Top of Data to process

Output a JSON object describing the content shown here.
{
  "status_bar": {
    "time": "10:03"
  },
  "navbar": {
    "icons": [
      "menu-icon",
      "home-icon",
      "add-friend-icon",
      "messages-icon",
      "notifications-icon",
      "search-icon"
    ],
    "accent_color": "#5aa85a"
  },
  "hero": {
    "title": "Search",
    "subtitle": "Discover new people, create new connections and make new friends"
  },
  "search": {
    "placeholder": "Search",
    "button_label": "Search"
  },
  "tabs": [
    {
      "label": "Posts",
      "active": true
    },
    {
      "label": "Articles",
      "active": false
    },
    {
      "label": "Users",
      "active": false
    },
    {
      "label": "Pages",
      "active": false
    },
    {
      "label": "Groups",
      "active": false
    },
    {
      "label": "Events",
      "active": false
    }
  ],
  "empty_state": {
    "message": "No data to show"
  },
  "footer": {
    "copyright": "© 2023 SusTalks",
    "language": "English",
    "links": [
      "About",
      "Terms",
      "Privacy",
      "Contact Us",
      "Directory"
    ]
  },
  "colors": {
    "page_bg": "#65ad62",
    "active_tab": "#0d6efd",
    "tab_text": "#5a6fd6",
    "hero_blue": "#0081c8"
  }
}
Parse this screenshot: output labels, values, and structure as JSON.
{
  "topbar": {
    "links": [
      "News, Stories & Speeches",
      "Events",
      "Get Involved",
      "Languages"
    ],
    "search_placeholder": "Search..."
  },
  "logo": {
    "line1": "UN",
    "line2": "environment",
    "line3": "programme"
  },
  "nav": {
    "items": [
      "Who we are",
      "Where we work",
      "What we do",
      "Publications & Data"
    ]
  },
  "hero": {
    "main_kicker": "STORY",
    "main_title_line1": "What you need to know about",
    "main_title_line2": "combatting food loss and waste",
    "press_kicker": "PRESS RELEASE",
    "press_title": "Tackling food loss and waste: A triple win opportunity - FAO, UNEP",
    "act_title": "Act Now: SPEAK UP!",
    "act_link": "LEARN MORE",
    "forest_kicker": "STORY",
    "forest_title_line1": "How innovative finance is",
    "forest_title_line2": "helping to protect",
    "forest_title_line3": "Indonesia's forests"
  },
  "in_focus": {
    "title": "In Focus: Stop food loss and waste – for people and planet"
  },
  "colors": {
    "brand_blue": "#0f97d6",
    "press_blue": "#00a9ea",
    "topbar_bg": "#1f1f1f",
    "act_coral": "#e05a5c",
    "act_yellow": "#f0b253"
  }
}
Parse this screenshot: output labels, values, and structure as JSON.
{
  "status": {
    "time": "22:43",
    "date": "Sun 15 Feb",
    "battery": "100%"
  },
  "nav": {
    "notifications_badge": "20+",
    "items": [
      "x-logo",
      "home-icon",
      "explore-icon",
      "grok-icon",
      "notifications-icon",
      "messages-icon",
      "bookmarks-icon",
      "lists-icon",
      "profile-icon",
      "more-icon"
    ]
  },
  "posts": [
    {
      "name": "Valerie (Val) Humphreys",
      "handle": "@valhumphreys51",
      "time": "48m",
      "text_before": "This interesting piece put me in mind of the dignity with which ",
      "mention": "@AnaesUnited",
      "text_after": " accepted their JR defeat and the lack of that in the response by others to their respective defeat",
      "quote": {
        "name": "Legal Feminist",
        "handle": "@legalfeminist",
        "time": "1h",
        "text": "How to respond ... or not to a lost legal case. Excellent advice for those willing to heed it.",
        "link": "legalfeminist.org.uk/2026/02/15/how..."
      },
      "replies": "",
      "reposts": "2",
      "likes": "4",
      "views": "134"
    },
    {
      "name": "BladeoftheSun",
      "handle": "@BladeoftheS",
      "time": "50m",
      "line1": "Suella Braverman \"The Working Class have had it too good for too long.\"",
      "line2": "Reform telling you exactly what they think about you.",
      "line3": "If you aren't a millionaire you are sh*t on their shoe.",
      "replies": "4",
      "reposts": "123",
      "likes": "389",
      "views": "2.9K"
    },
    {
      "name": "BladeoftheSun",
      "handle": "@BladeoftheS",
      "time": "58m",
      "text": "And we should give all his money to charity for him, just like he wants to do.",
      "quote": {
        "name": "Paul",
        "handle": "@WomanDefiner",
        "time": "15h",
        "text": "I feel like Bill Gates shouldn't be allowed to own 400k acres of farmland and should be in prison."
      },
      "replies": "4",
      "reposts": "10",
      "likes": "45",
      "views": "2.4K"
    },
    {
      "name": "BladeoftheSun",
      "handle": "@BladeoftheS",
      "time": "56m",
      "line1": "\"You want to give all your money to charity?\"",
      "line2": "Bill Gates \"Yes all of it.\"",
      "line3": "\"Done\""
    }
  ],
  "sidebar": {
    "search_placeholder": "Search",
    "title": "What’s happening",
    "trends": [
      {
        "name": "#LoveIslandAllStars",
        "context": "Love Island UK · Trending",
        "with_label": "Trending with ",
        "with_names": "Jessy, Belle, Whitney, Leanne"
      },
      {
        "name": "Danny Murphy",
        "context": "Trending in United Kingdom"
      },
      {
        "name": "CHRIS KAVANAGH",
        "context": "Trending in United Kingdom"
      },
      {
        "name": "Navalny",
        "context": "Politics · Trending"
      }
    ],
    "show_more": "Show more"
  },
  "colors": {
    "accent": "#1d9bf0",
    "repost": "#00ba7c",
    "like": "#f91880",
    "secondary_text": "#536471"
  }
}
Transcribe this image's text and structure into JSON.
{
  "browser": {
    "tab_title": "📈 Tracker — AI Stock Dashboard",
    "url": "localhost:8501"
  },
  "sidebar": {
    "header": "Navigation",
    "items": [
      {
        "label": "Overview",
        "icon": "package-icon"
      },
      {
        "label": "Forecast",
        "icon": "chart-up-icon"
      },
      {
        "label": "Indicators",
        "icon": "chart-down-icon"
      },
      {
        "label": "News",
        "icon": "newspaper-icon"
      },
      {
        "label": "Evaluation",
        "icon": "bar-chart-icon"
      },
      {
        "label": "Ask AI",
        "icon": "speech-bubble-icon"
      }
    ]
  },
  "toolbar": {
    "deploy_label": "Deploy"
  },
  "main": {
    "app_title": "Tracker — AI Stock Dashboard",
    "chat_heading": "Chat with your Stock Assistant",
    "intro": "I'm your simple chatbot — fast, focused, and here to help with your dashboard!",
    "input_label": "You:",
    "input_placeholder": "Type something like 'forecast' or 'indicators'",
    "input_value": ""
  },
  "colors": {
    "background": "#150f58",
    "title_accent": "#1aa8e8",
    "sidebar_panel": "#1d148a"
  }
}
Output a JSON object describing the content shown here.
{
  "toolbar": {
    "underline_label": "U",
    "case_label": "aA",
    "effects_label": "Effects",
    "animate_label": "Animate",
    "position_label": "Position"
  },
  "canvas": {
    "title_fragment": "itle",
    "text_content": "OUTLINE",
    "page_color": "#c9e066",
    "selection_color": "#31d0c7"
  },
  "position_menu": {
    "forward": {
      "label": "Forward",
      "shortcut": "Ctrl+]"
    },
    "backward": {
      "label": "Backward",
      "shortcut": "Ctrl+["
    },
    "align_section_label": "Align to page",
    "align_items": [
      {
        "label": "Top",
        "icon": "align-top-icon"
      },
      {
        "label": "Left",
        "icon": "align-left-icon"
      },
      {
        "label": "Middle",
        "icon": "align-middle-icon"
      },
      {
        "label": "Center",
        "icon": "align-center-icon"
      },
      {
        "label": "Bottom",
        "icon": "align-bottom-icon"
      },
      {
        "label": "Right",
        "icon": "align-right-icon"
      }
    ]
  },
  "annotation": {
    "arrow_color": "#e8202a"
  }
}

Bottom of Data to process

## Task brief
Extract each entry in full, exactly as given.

## Exercise answer
Output a JSON object describing the content shown here.
{
  "status_bar": {
    "time": "10:03"
  },
  "navbar": {
    "icons": [
      "menu-icon",
      "home-icon",
      "add-friend-icon",
      "messages-icon",
      "notifications-icon",
      "search-icon"
    ],
    "accent_color": "#5aa85a"
  },
  "hero": {
    "title": "Search",
    "subtitle": "Discover new people, create new connections and make new friends"
  },
  "search": {
    "placeholder": "Search",
    "button_label": "Search"
  },
  "tabs": [
    {
      "label": "Posts",
      "active": true
    },
    {
      "label": "Articles",
      "active": false
    },
    {
      "label": "Users",
      "active": false
    },
    {
      "label": "Pages",
      "active": false
    },
    {
      "label": "Groups",
      "active": false
    },
    {
      "label": "Events",
      "active": false
    }
  ],
  "empty_state": {
    "message": "No data to show"
  },
  "footer": {
    "copyright": "© 2023 SusTalks",
    "language": "English",
    "links": [
      "About",
      "Terms",
      "Privacy",
      "Contact Us",
      "Directory"
    ]
  },
  "colors": {
    "page_bg": "#65ad62",
    "active_tab": "#0d6efd",
    "tab_text": "#5a6fd6",
    "hero_blue": "#0081c8"
  }
}
Parse this screenshot: output labels, values, and structure as JSON.
{
  "topbar": {
    "links": [
      "News, Stories & Speeches",
      "Events",
      "Get Involved",
      "Languages"
    ],
    "search_placeholder": "Search..."
  },
  "logo": {
    "line1": "UN",
    "line2": "environment",
    "line3": "programme"
  },
  "nav": {
    "items": [
      "Who we are",
      "Where we work",
      "What we do",
      "Publications & Data"
    ]
  },
  "hero": {
    "main_kicker": "STORY",
    "main_title_line1": "What you need to know about",
    "main_title_line2": "combatting food loss and waste",
    "press_kicker": "PRESS RELEASE",
    "press_title": "Tackling food loss and waste: A triple win opportunity - FAO, UNEP",
    "act_title": "Act Now: SPEAK UP!",
    "act_link": "LEARN MORE",
    "forest_kicker": "STORY",
    "forest_title_line1": "How innovative finance is",
    "forest_title_line2": "helping to protect",
    "forest_title_line3": "Indonesia's forests"
  },
  "in_focus": {
    "title": "In Focus: Stop food loss and waste – for people and planet"
  },
  "colors": {
    "brand_blue": "#0f97d6",
    "press_blue": "#00a9ea",
    "topbar_bg": "#1f1f1f",
    "act_coral": "#e05a5c",
    "act_yellow": "#f0b253"
  }
}
Parse this screenshot: output labels, values, and structure as JSON.
{
  "status": {
    "time": "22:43",
    "date": "Sun 15 Feb",
    "battery": "100%"
  },
  "nav": {
    "notifications_badge": "20+",
    "items": [
      "x-logo",
      "home-icon",
      "explore-icon",
      "grok-icon",
      "notifications-icon",
      "messages-icon",
      "bookmarks-icon",
      "lists-icon",
      "profile-icon",
      "more-icon"
    ]
  },
  "posts": [
    {
      "name": "Valerie (Val) Humphreys",
      "handle": "@valhumphreys51",
      "time": "48m",
      "text_before": "This interesting piece put me in mind of the dignity with which ",
      "mention": "@AnaesUnited",
      "text_after": " accepted their JR defeat and the lack of that in the response by others to their respective defeat",
      "quote": {
        "name": "Legal Feminist",
        "handle": "@legalfeminist",
        "time": "1h",
        "text": "How to respond ... or not to a lost legal case. Excellent advice for those willing to heed it.",
        "link": "legalfeminist.org.uk/2026/02/15/how..."
      },
      "replies": "",
      "reposts": "2",
      "likes": "4",
      "views": "134"
    },
    {
      "name": "BladeoftheSun",
      "handle": "@BladeoftheS",
      "time": "50m",
      "line1": "Suella Braverman \"The Working Class have had it too good for too long.\"",
      "line2": "Reform telling you exactly what they think about you.",
      "line3": "If you aren't a millionaire you are sh*t on their shoe.",
      "replies": "4",
      "reposts": "123",
      "likes": "389",
      "views": "2.9K"
    },
    {
      "name": "BladeoftheSun",
      "handle": "@BladeoftheS",
      "time": "58m",
      "text": "And we should give all his money to charity for him, just like he wants to do.",
      "quote": {
        "name": "Paul",
        "handle": "@WomanDefiner",
        "time": "15h",
        "text": "I feel like Bill Gates shouldn't be allowed to own 400k acres of farmland and should be in prison."
      },
      "replies": "4",
      "reposts": "10",
      "likes": "45",
      "views": "2.4K"
    },
    {
      "name": "BladeoftheSun",
      "handle": "@BladeoftheS",
      "time": "56m",
      "line1": "\"You want to give all your money to charity?\"",
      "line2": "Bill Gates \"Yes all of it.\"",
      "line3": "\"Done\""
    }
  ],
  "sidebar": {
    "search_placeholder": "Search",
    "title": "What’s happening",
    "trends": [
      {
        "name": "#LoveIslandAllStars",
        "context": "Love Island UK · Trending",
        "with_label": "Trending with ",
        "with_names": "Jessy, Belle, Whitney, Leanne"
      },
      {
        "name": "Danny Murphy",
        "context": "Trending in United Kingdom"
      },
      {
        "name": "CHRIS KAVANAGH",
        "context": "Trending in United Kingdom"
      },
      {
        "name": "Navalny",
        "context": "Politics · Trending"
      }
    ],
    "show_more": "Show more"
  },
  "colors": {
    "accent": "#1d9bf0",
    "repost": "#00ba7c",
    "like": "#f91880",
    "secondary_text": "#536471"
  }
}
Transcribe this image's text and structure into JSON.
{
  "browser": {
    "tab_title": "📈 Tracker — AI Stock Dashboard",
    "url": "localhost:8501"
  },
  "sidebar": {
    "header": "Navigation",
    "items": [
      {
        "label": "Overview",
        "icon": "package-icon"
      },
      {
        "label": "Forecast",
        "icon": "chart-up-icon"
      },
      {
        "label": "Indicators",
        "icon": "chart-down-icon"
      },
      {
        "label": "News",
        "icon": "newspaper-icon"
      },
      {
        "label": "Evaluation",
        "icon": "bar-chart-icon"
      },
      {
        "label": "Ask AI",
        "icon": "speech-bubble-icon"
      }
    ]
  },
  "toolbar": {
    "deploy_label": "Deploy"
  },
  "main": {
    "app_title": "Tracker — AI Stock Dashboard",
    "chat_heading": "Chat with your Stock Assistant",
    "intro": "I'm your simple chatbot — fast, focused, and here to help with your dashboard!",
    "input_label": "You:",
    "input_placeholder": "Type something like 'forecast' or 'indicators'",
    "input_value": ""
  },
  "colors": {
    "background": "#150f58",
    "title_accent": "#1aa8e8",
    "sidebar_panel": "#1d148a"
  }
}
Output a JSON object describing the content shown here.
{
  "toolbar": {
    "underline_label": "U",
    "case_label": "aA",
    "effects_label": "Effects",
    "animate_label": "Animate",
    "position_label": "Position"
  },
  "canvas": {
    "title_fragment": "itle",
    "text_content": "OUTLINE",
    "page_color": "#c9e066",
    "selection_color": "#31d0c7"
  },
  "position_menu": {
    "forward": {
      "label": "Forward",
      "shortcut": "Ctrl+]"
    },
    "backward": {
      "label": "Backward",
      "shortcut": "Ctrl+["
    },
    "align_section_label": "Align to page",
    "align_items": [
      {
        "label": "Top",
        "icon": "align-top-icon"
      },
      {
        "label": "Left",
        "icon": "align-left-icon"
      },
      {
        "label": "Middle",
        "icon": "align-middle-icon"
      },
      {
        "label": "Center",
        "icon": "align-center-icon"
      },
      {
        "label": "Bottom",
        "icon": "align-bottom-icon"
      },
      {
        "label": "Right",
        "icon": "align-right-icon"
      }
    ]
  },
  "annotation": {
    "arrow_color": "#e8202a"
  }
}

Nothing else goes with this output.